• About this task
Give back every entry, exactly as written.

(Page and application data records)
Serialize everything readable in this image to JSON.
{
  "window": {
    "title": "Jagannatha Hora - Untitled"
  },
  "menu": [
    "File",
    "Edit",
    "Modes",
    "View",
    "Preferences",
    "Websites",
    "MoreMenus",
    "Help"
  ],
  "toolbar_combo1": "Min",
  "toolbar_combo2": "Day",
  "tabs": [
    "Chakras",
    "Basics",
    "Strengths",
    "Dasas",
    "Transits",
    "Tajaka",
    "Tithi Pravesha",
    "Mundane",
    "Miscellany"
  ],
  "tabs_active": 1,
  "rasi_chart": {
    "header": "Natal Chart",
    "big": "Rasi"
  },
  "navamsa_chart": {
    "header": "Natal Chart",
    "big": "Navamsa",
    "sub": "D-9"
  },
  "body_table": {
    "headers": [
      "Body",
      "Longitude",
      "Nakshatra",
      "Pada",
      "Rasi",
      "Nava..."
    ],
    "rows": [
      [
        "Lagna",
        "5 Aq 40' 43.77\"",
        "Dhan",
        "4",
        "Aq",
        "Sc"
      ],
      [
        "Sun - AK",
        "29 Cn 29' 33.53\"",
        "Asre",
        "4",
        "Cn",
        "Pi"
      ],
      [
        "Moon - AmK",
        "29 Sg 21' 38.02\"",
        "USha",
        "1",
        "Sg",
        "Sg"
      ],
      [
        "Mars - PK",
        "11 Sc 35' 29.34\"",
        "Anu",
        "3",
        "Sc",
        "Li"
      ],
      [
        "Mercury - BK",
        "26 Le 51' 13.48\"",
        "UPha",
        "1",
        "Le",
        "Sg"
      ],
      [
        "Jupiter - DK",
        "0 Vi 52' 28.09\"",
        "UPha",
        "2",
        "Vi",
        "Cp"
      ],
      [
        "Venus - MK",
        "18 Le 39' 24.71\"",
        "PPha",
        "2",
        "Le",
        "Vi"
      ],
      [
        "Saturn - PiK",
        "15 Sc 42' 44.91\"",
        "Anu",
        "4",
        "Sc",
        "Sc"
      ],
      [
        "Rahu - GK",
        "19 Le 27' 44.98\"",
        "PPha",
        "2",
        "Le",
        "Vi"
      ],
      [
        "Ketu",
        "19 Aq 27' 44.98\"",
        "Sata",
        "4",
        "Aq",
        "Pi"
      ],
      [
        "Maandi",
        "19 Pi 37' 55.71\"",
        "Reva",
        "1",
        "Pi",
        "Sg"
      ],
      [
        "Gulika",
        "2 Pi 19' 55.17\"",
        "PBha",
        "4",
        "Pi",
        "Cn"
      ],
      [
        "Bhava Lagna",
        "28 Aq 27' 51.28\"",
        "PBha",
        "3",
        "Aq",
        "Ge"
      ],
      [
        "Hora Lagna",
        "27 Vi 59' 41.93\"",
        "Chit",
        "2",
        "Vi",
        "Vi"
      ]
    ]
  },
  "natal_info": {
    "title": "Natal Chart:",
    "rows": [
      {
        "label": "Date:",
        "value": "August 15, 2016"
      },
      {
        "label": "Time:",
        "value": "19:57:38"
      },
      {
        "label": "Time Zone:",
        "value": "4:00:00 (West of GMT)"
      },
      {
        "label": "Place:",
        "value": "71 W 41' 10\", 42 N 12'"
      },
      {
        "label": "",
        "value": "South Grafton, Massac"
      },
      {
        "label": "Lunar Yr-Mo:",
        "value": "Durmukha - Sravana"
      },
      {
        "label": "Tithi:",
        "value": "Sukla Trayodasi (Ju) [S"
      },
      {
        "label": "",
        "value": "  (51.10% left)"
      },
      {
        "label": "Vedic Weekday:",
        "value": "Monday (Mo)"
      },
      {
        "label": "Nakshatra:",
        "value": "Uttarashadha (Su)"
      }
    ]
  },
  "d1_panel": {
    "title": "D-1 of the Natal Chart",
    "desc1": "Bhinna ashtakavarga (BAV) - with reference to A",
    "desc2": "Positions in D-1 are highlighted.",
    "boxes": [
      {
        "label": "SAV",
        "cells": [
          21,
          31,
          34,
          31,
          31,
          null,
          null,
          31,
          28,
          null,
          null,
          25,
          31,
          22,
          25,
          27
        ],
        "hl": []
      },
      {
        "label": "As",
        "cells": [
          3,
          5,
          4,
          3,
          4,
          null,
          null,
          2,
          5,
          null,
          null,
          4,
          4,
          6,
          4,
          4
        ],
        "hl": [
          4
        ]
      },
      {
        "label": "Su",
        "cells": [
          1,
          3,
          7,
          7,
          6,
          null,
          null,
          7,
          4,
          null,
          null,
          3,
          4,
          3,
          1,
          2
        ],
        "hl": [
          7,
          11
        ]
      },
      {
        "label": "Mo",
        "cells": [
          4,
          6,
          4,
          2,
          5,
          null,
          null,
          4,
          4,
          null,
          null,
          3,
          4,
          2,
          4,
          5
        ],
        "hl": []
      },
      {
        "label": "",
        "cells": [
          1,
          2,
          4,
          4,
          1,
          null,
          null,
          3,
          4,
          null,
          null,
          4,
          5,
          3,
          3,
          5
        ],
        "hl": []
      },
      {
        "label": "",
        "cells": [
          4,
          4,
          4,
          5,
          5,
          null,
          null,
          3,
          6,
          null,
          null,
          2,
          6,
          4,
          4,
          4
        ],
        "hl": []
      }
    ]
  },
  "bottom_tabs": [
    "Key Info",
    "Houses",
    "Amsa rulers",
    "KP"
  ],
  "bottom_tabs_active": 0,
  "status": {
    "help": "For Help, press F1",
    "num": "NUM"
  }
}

• Your solution
Serialize everything readable in this image to JSON.
{
  "window": {
    "title": "Jagannatha Hora - Untitled"
  },
  "menu": [
    "File",
    "Edit",
    "Modes",
    "View",
    "Preferences",
    "Websites",
    "MoreMenus",
    "Help"
  ],
  "toolbar_combo1": "Min",
  "toolbar_combo2": "Day",
  "tabs": [
    "Chakras",
    "Basics",
    "Strengths",
    "Dasas",
    "Transits",
    "Tajaka",
    "Tithi Pravesha",
    "Mundane",
    "Miscellany"
  ],
  "tabs_active": 1,
  "rasi_chart": {
    "header": "Natal Chart",
    "big": "Rasi"
  },
  "navamsa_chart": {
    "header": "Natal Chart",
    "big": "Navamsa",
    "sub": "D-9"
  },
  "body_table": {
    "headers": [
      "Body",
      "Longitude",
      "Nakshatra",
      "Pada",
      "Rasi",
      "Nava..."
    ],
    "rows": [
      [
        "Lagna",
        "5 Aq 40' 43.77\"",
        "Dhan",
        "4",
        "Aq",
        "Sc"
      ],
      [
        "Sun - AK",
        "29 Cn 29' 33.53\"",
        "Asre",
        "4",
        "Cn",
        "Pi"
      ],
      [
        "Moon - AmK",
        "29 Sg 21' 38.02\"",
        "USha",
        "1",
        "Sg",
        "Sg"
      ],
      [
        "Mars - PK",
        "11 Sc 35' 29.34\"",
        "Anu",
        "3",
        "Sc",
        "Li"
      ],
      [
        "Mercury - BK",
        "26 Le 51' 13.48\"",
        "UPha",
        "1",
        "Le",
        "Sg"
      ],
      [
        "Jupiter - DK",
        "0 Vi 52' 28.09\"",
        "UPha",
        "2",
        "Vi",
        "Cp"
      ],
      [
        "Venus - MK",
        "18 Le 39' 24.71\"",
        "PPha",
        "2",
        "Le",
        "Vi"
      ],
      [
        "Saturn - PiK",
        "15 Sc 42' 44.91\"",
        "Anu",
        "4",
        "Sc",
        "Sc"
      ],
      [
        "Rahu - GK",
        "19 Le 27' 44.98\"",
        "PPha",
        "2",
        "Le",
        "Vi"
      ],
      [
        "Ketu",
        "19 Aq 27' 44.98\"",
        "Sata",
        "4",
        "Aq",
        "Pi"
      ],
      [
        "Maandi",
        "19 Pi 37' 55.71\"",
        "Reva",
        "1",
        "Pi",
        "Sg"
      ],
      [
        "Gulika",
        "2 Pi 19' 55.17\"",
        "PBha",
        "4",
        "Pi",
        "Cn"
      ],
      [
        "Bhava Lagna",
        "28 Aq 27' 51.28\"",
        "PBha",
        "3",
        "Aq",
        "Ge"
      ],
      [
        "Hora Lagna",
        "27 Vi 59' 41.93\"",
        "Chit",
        "2",
        "Vi",
        "Vi"
      ]
    ]
  },
  "natal_info": {
    "title": "Natal Chart:",
    "rows": [
      {
        "label": "Date:",
        "value": "August 15, 2016"
      },
      {
        "label": "Time:",
        "value": "19:57:38"
      },
      {
        "label": "Time Zone:",
        "value": "4:00:00 (West of GMT)"
      },
      {
        "label": "Place:",
        "value": "71 W 41' 10\", 42 N 12'"
      },
      {
        "label": "",
        "value": "South Grafton, Massac"
      },
      {
        "label": "Lunar Yr-Mo:",
        "value": "Durmukha - Sravana"
      },
      {
        "label": "Tithi:",
        "value": "Sukla Trayodasi (Ju) [S"
      },
      {
        "label": "",
        "value": "  (51.10% left)"
      },
      {
        "label": "Vedic Weekday:",
        "value": "Monday (Mo)"
      },
      {
        "label": "Nakshatra:",
        "value": "Uttarashadha (Su)"
      }
    ]
  },
  "d1_panel": {
    "title": "D-1 of the Natal Chart",
    "desc1": "Bhinna ashtakavarga (BAV) - with reference to A",
    "desc2": "Positions in D-1 are highlighted.",
    "boxes": [
      {
        "label": "SAV",
        "cells": [
          21,
          31,
          34,
          31,
          31,
          null,
          null,
          31,
          28,
          null,
          null,
          25,
          31,
          22,
          25,
          27
        ],
        "hl": []
      },
      {
        "label": "As",
        "cells": [
          3,
          5,
          4,
          3,
          4,
          null,
          null,
          2,
          5,
          null,
          null,
          4,
          4,
          6,
          4,
          4
        ],
        "hl": [
          4
        ]
      },
      {
        "label": "Su",
        "cells": [
          1,
          3,
          7,
          7,
          6,
          null,
          null,
          7,
          4,
          null,
          null,
          3,
          4,
          3,
          1,
          2
        ],
        "hl": [
          7,
          11
        ]
      },
      {
        "label": "Mo",
        "cells": [
          4,
          6,
          4,
          2,
          5,
          null,
          null,
          4,
          4,
          null,
          null,
          3,
          4,
          2,
          4,
          5
        ],
        "hl": []
      },
      {
        "label": "",
        "cells": [
          1,
          2,
          4,
          4,
          1,
          null,
          null,
          3,
          4,
          null,
          null,
          4,
          5,
          3,
          3,
          5
        ],
        "hl": []
      },
      {
        "label": "",
        "cells": [
          4,
          4,
          4,
          5,
          5,
          null,
          null,
          3,
          6,
          null,
          null,
          2,
          6,
          4,
          4,
          4
        ],
        "hl": []
      }
    ]
  },
  "bottom_tabs": [
    "Key Info",
    "Houses",
    "Amsa rulers",
    "KP"
  ],
  "bottom_tabs_active": 0,
  "status": {
    "help": "For Help, press F1",
    "num": "NUM"
  }
}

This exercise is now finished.